British Ink’s Aaron Trimiar was working for close to 4 hours on a beautiful back piece of a ship on a client who had literally just met him. “I have been doing a lot of Afro-centric pin ups this year, a lot of black and gray work. I feel like I am right where I need to be with tattooing. It allows me to constantly learn and grow as an artist. I am a tattoo artist, but I am also an artist, period. I am always working on sketchbooks and developing my art this way. It’s really the best occupation anybody could have.”
And that is a sentiment that seemed to be shared by many of his comrades in needles.

Feature Story: DC Tattoo Expo 2013

My feature story for BYT on The DC Tattoo Expo 2013

The third annual DC Tattoo Expo certainly rivaled last year’s Baltimore Tattoo Convention in scope and substance.
Tattoos have long emerged from their subcultural roots and shed their “freak factor” cloak to boldly display their palettes, telling a story both about their owners and the artists who created them. Intensely public, yet simultaneous deeply personal, tattoos are pushing artistic boundaries in all sorts of strINK ways.
For many, conventions are the best place to get work done by artists they might not normally have access to. For others, it’s an opportunity to show support to their favorite artists by getting tattooed at the convention and showcasing the artists’ work. For others, it’s simply a chance to find some community and colorful camaraderie and enjoy the experience as an art show.

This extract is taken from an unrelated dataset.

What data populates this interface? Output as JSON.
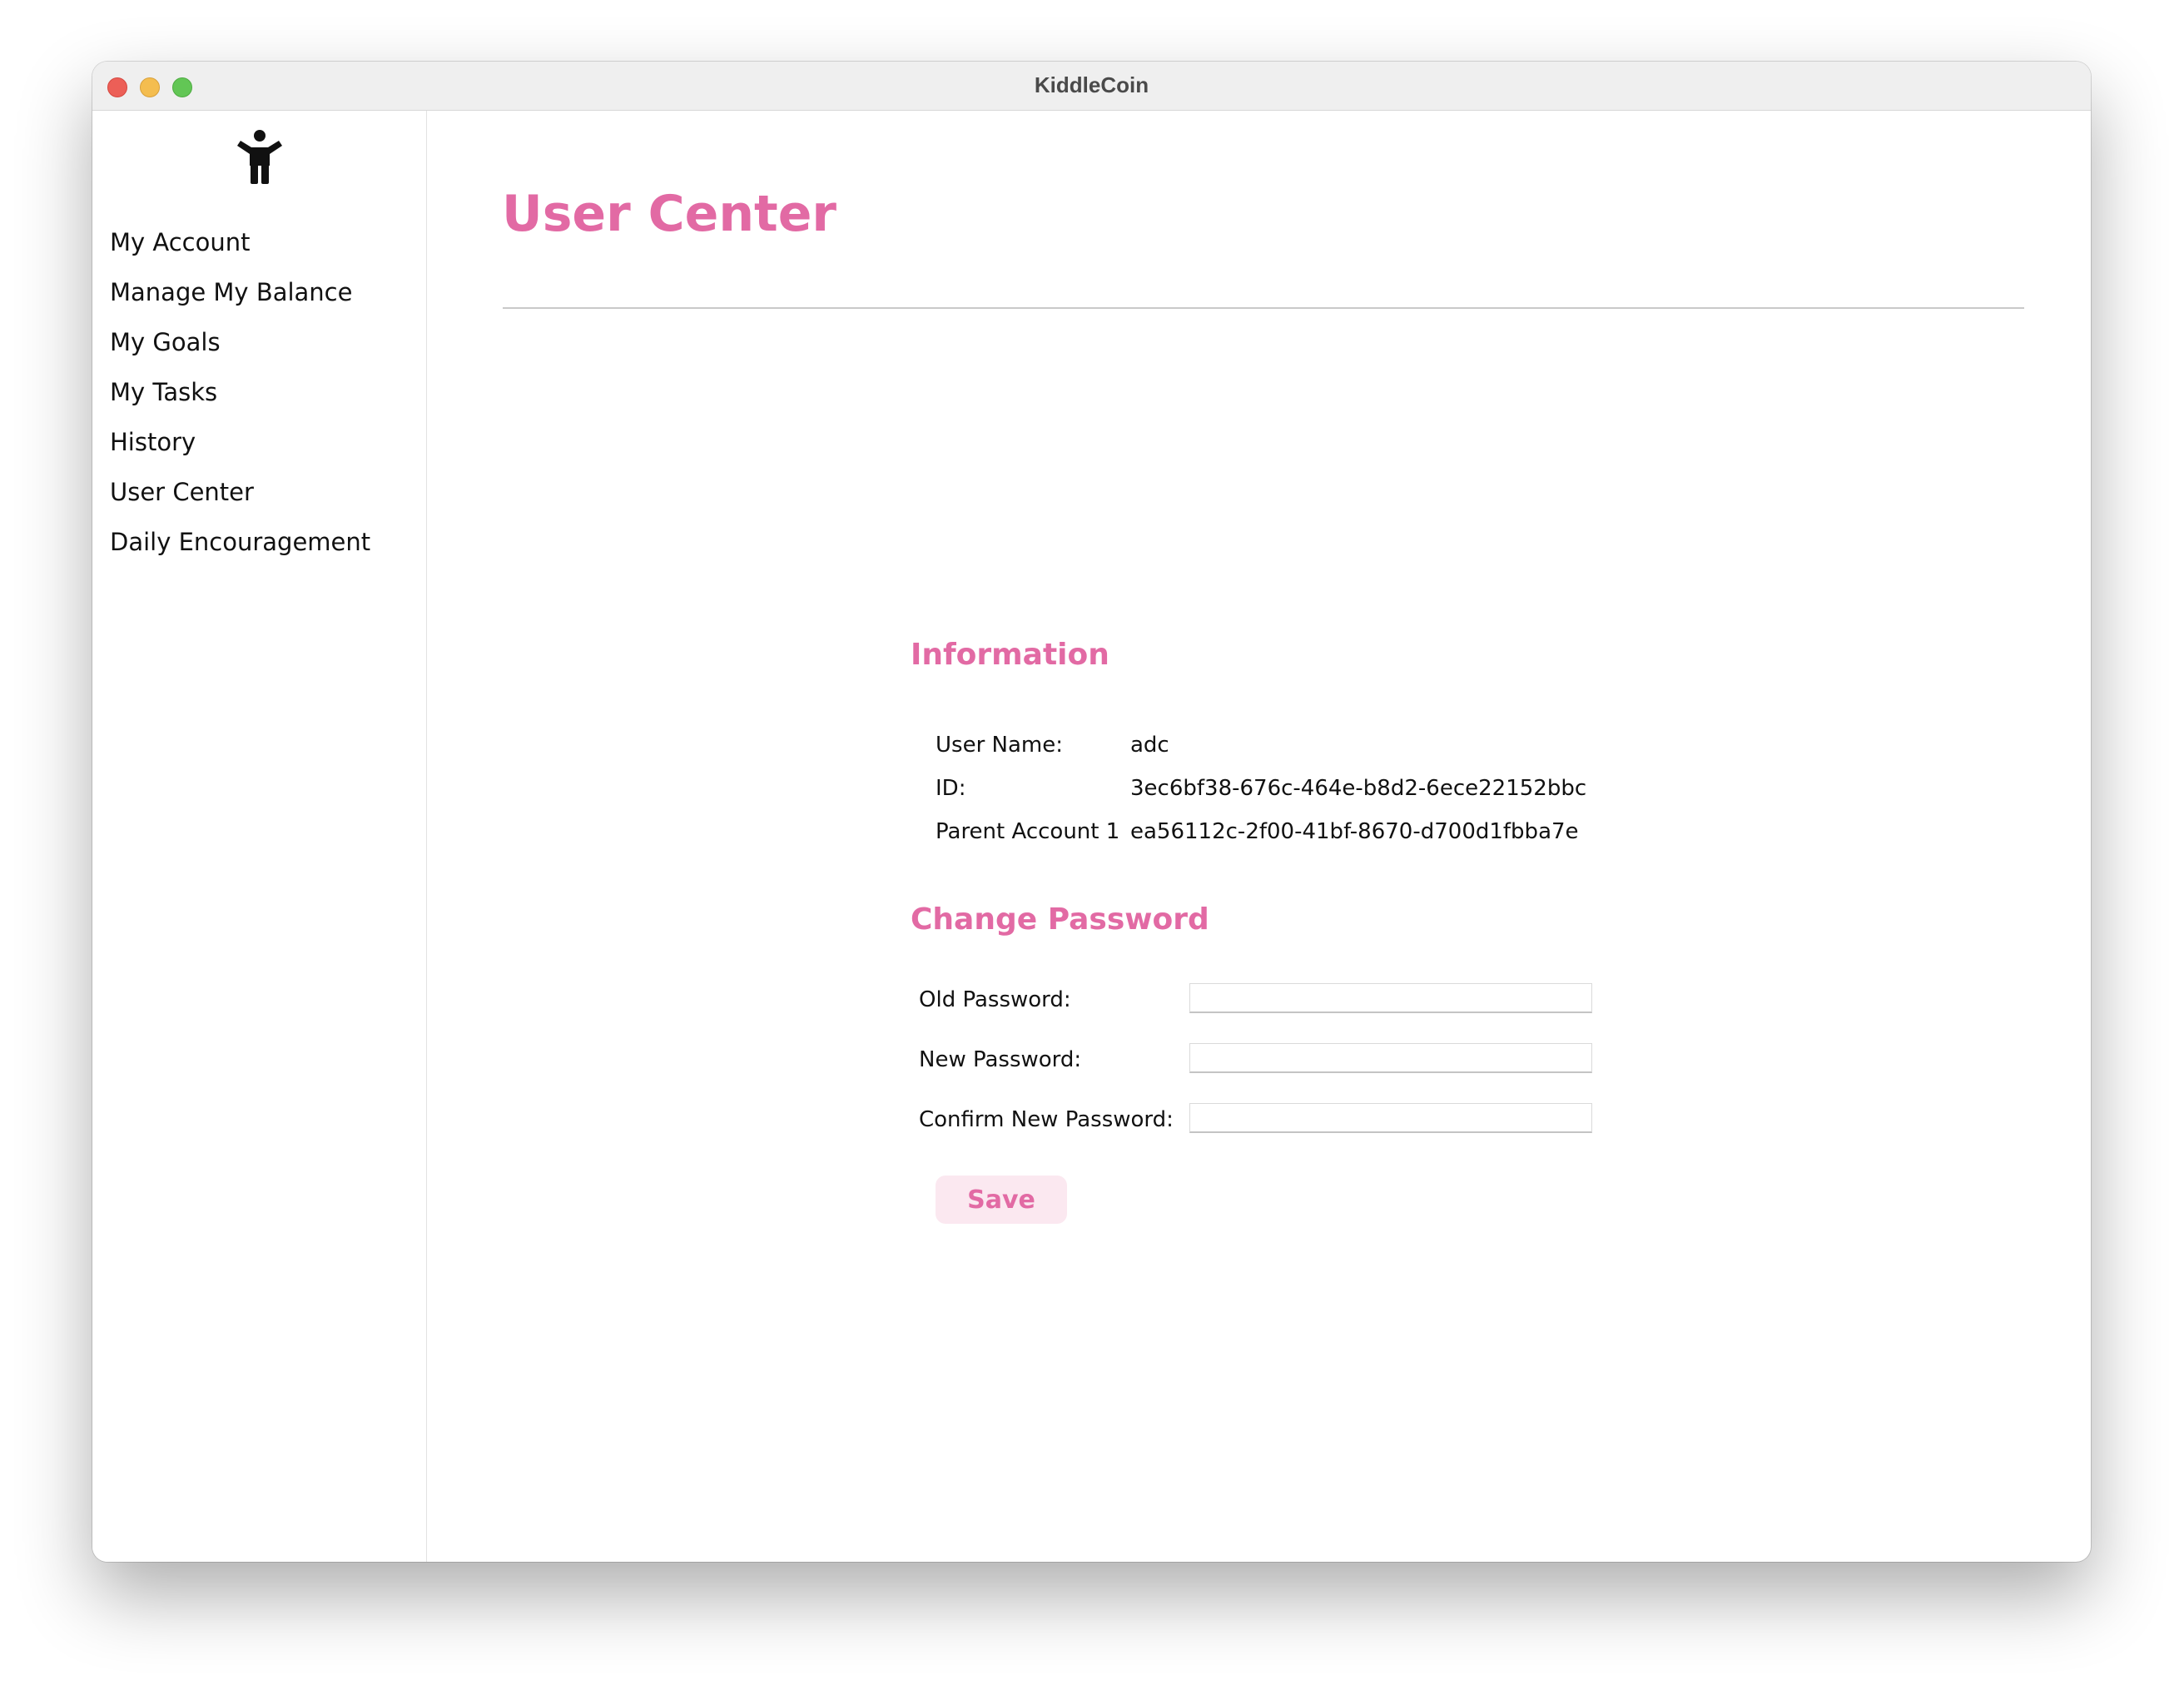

So what’s “in” in ink this year? “Portraits, divinity symbols of all kinds,” explains Paul Loh of Occoquan’s True Love Always Tattoo Studio. “Ribs are really big this year…probably due to workplace appropriateness concerns. The skin is really soft there, but it is super painful and people always move when I am tattooing them there. I am hoping the ribs become ‘the new tramp stamp’ because it is so hard to do them,” he says jokingly. When I spoke to him, he was tattooing an intricate African mask piece on Erick Atkinson, who had other similar designs in homage to his heritage. The time requirement–three hours…lest you had any illusions about how quickly even outline-only pieces take.
Fernando Prudencio, of the very popular H Street tattoo shop British Ink, chimes with his most popular tattoo requests: “Since we only do appointments and no walk-ins, we get a bit of a different client subset. A LOT of DC flags! And believe it or not, whatever celebrities are getting is really big. I did a TON of infinity symbols with the words ‘family’ or ‘love’ underneath this year. A lot feathers breaking into birds. When Rihanna got those Roman numerals…that too.”
Ink Master winner, Shane O’Neill,specializes in portraits, the hot item du jour for a good while now. As he explains, however, the portraits are not always in memoriam–they are often just a way to wear one’s heart and loved ones on one’s sleeve, literally. Annaliese Yoder got a portrait at Infamous Tattoos[Shane’s shop] of her grandfather, who is from Hamelin, the Pied Piper town in Germany. At the base of his feet are five mice, representing her aunts and nieces, a play on words. Ruben Cotreras got the face of Maria Felix, “Mexico’s Marilyn Monroe,” by Tommy Montoya in New York. Ink Master has been great in getting the word out about artists. Shane explains that before the show it might have taken 6-8 months to get an appointment; he is booked a year in a half in advance now, with frequent trips to Europe. Fellow Ink Master finalist, James Vaughn, was also staying busy, tattooing a sleeve on Tamara Ellis, working on his signature large Japanese-themed pieces.